START RECORDED INFORMATION
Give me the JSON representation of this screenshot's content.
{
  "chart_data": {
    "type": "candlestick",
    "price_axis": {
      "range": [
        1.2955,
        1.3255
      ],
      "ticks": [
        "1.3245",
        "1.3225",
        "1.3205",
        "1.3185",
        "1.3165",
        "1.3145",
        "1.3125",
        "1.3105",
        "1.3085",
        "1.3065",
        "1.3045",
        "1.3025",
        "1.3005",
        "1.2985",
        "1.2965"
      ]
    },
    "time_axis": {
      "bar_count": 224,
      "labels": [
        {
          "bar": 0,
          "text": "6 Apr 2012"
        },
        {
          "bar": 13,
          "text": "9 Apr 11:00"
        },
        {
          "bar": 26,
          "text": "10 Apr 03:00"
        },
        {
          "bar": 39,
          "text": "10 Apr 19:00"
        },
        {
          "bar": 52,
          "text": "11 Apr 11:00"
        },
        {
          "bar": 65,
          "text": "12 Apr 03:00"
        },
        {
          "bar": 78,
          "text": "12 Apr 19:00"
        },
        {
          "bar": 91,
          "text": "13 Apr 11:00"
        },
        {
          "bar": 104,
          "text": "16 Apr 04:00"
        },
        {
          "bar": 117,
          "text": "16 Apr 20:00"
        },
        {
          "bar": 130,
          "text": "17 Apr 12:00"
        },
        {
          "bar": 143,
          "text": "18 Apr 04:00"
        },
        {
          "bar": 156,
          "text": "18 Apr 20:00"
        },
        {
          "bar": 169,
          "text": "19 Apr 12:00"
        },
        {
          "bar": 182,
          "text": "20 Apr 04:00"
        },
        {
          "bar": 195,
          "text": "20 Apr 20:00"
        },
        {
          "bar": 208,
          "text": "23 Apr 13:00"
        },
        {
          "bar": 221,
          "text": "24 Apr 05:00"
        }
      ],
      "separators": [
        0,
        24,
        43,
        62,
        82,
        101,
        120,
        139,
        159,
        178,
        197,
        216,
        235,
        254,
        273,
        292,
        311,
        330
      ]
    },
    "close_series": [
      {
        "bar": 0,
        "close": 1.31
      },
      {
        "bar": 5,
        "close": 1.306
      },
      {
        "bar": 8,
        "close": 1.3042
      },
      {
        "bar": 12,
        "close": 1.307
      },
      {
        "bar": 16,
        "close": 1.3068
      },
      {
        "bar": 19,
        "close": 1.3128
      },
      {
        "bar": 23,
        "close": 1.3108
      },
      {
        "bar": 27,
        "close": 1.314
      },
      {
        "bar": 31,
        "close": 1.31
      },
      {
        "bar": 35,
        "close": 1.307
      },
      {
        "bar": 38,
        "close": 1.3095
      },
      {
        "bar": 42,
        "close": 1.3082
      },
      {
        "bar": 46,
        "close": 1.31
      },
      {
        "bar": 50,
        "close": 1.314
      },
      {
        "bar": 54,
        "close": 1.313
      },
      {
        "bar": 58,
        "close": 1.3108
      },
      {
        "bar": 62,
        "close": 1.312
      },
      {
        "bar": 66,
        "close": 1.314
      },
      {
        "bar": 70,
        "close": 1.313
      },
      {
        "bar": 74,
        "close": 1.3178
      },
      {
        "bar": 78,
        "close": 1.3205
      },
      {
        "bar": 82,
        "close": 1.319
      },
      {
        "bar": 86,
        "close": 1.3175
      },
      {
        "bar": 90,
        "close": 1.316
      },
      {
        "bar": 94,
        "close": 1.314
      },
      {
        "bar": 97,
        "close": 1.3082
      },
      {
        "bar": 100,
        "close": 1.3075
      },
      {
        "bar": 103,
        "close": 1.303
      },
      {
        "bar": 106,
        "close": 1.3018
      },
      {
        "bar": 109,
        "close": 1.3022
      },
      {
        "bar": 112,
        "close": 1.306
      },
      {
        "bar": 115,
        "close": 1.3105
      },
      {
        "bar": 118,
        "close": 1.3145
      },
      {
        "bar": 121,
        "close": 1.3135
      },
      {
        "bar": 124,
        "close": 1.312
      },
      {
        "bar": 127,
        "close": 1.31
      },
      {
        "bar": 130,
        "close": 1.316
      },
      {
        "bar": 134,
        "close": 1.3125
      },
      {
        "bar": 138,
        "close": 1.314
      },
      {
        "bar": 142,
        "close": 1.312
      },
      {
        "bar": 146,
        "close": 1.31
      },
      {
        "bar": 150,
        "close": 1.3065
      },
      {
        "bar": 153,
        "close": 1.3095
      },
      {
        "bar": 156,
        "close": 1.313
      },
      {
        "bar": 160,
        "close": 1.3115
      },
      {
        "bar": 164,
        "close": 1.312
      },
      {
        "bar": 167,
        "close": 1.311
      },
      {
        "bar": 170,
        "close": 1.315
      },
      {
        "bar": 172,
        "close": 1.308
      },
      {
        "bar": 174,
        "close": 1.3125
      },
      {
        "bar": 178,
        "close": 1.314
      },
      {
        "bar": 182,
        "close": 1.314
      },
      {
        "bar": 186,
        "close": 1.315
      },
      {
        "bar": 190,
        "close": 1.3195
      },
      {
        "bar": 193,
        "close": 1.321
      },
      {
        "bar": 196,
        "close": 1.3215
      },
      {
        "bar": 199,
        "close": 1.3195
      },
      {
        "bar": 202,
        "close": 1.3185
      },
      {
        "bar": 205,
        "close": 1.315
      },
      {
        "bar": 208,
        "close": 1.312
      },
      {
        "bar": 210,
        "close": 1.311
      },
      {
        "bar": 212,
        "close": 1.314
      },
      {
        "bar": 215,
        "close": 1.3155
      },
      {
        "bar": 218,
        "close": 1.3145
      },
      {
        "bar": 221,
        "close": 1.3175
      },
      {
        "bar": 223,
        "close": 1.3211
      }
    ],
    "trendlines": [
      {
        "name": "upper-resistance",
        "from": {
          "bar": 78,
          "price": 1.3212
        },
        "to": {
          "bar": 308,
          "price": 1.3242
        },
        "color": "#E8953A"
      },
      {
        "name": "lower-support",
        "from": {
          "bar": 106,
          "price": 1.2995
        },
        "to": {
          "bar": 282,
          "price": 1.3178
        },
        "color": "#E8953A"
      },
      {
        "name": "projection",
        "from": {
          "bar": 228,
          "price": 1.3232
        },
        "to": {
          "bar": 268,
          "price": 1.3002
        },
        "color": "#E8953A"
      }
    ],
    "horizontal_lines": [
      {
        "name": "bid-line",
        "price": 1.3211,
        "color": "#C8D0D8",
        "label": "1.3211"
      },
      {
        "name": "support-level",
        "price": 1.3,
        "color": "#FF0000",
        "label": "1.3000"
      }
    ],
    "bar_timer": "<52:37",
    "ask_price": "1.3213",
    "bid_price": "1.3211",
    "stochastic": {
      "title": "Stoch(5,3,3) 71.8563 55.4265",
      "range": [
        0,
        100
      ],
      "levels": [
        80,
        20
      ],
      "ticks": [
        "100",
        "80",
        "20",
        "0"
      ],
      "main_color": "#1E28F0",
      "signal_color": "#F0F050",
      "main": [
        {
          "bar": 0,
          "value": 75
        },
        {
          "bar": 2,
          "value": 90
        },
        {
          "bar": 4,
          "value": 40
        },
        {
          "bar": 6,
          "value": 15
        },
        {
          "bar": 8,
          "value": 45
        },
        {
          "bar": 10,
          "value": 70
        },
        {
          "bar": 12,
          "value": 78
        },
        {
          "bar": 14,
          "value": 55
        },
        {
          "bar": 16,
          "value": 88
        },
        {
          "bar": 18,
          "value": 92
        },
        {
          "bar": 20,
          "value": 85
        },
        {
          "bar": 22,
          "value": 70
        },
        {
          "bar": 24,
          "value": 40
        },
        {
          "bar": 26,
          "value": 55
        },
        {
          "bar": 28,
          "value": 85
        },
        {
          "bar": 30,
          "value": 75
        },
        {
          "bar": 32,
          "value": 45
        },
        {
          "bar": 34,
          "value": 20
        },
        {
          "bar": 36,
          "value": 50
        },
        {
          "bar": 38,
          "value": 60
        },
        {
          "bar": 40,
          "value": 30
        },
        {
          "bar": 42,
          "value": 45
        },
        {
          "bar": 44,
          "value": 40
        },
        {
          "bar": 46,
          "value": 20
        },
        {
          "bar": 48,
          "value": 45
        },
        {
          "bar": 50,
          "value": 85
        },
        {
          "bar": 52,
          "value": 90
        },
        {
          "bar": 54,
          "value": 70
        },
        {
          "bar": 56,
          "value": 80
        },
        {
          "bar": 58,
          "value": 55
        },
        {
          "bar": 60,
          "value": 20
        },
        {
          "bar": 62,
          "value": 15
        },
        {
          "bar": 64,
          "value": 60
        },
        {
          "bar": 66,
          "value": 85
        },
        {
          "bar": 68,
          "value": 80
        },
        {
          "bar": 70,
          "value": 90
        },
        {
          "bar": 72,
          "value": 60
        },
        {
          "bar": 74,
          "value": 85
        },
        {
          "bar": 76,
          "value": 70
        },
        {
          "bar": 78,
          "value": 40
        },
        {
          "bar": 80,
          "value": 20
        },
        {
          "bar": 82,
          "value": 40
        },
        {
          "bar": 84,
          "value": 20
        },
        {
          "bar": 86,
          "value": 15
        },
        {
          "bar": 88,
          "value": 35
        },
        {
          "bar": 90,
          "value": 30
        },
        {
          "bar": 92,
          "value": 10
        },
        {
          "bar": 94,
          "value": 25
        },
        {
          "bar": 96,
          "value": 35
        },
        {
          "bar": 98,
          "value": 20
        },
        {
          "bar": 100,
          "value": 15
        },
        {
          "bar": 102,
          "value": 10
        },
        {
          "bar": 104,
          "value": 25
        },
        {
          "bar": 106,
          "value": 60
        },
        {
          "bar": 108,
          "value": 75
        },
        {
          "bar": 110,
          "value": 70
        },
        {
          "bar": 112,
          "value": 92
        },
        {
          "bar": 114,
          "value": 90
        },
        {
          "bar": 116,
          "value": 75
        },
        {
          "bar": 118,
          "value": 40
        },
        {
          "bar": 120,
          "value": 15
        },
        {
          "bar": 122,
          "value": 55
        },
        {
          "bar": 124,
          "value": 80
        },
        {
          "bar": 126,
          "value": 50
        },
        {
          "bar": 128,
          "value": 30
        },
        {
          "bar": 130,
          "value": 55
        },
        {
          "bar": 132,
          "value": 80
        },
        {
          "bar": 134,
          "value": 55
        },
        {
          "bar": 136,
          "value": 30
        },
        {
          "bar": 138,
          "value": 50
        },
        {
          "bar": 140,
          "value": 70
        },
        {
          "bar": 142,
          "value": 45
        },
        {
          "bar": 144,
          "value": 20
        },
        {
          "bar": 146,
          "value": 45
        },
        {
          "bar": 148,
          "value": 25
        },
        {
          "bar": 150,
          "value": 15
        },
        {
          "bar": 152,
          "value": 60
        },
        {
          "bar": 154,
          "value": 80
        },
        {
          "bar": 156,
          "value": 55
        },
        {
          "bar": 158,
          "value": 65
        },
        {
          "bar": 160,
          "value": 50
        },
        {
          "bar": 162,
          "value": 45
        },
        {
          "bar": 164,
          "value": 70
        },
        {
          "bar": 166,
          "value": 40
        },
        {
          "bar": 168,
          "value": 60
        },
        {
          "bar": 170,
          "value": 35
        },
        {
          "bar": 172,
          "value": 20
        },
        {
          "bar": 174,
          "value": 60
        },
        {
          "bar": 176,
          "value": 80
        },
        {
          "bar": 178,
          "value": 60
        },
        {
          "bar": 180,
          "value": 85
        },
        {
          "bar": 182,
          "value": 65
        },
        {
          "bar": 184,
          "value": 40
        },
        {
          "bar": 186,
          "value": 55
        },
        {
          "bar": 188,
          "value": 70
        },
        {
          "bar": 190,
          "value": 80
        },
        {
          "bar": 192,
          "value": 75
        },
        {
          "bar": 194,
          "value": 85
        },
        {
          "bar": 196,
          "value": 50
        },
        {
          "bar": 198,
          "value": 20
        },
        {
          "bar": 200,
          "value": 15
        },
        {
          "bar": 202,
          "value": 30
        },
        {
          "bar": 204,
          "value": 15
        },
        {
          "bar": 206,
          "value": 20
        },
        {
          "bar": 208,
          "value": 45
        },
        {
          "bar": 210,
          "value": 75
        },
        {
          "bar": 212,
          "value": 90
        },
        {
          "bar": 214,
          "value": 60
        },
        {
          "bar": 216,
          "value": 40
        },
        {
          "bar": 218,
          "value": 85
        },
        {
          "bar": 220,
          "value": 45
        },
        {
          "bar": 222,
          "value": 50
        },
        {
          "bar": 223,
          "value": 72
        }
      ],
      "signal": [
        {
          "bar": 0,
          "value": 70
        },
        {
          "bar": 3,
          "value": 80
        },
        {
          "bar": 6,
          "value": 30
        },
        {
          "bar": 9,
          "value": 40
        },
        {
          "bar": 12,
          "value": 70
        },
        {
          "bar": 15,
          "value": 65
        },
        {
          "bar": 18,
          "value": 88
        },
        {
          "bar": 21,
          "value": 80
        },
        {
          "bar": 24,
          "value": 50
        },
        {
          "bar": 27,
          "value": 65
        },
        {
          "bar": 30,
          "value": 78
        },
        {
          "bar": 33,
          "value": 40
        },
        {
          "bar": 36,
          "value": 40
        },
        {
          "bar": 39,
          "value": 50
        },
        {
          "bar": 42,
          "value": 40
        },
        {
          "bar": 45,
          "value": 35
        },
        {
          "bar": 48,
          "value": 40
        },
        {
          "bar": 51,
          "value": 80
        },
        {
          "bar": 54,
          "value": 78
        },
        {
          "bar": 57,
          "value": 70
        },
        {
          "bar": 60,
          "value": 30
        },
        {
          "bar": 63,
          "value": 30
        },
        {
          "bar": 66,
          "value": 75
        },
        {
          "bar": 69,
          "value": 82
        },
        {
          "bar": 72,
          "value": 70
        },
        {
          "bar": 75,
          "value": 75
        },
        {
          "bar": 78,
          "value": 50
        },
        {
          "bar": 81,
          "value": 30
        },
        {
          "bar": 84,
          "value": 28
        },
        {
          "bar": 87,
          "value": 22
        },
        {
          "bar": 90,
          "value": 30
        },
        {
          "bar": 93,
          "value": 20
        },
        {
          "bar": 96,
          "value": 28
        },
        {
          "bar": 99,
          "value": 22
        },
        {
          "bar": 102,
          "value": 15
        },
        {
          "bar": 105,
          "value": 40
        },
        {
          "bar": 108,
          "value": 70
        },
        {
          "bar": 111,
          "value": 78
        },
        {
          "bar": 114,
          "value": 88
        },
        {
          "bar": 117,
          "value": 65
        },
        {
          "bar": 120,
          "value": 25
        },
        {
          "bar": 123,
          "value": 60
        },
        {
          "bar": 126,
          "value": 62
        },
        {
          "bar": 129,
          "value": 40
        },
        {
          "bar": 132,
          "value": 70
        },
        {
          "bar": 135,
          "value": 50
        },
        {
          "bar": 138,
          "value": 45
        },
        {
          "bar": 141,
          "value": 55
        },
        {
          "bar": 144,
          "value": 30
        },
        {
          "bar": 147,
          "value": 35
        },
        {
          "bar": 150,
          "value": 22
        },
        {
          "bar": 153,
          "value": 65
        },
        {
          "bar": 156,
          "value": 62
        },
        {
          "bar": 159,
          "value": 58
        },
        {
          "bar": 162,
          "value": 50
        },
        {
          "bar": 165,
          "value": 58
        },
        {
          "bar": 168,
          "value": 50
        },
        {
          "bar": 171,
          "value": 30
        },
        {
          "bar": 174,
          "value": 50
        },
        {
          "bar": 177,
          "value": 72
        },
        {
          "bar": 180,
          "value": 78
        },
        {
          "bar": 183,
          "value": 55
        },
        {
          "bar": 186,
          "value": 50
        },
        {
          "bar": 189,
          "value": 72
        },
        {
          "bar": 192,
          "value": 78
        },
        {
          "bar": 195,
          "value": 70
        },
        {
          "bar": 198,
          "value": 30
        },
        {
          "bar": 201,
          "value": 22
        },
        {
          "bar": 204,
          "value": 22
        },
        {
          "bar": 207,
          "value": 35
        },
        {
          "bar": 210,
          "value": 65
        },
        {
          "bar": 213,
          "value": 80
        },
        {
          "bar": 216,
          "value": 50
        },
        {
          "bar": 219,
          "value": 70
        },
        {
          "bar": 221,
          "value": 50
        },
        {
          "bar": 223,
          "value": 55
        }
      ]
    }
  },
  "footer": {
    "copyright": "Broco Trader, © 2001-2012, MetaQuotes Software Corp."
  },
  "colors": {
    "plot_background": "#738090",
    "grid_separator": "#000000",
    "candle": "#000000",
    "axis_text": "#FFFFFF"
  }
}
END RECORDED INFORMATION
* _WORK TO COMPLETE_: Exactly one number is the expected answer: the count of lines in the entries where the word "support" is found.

* _SOLVED PROBLEM_: 2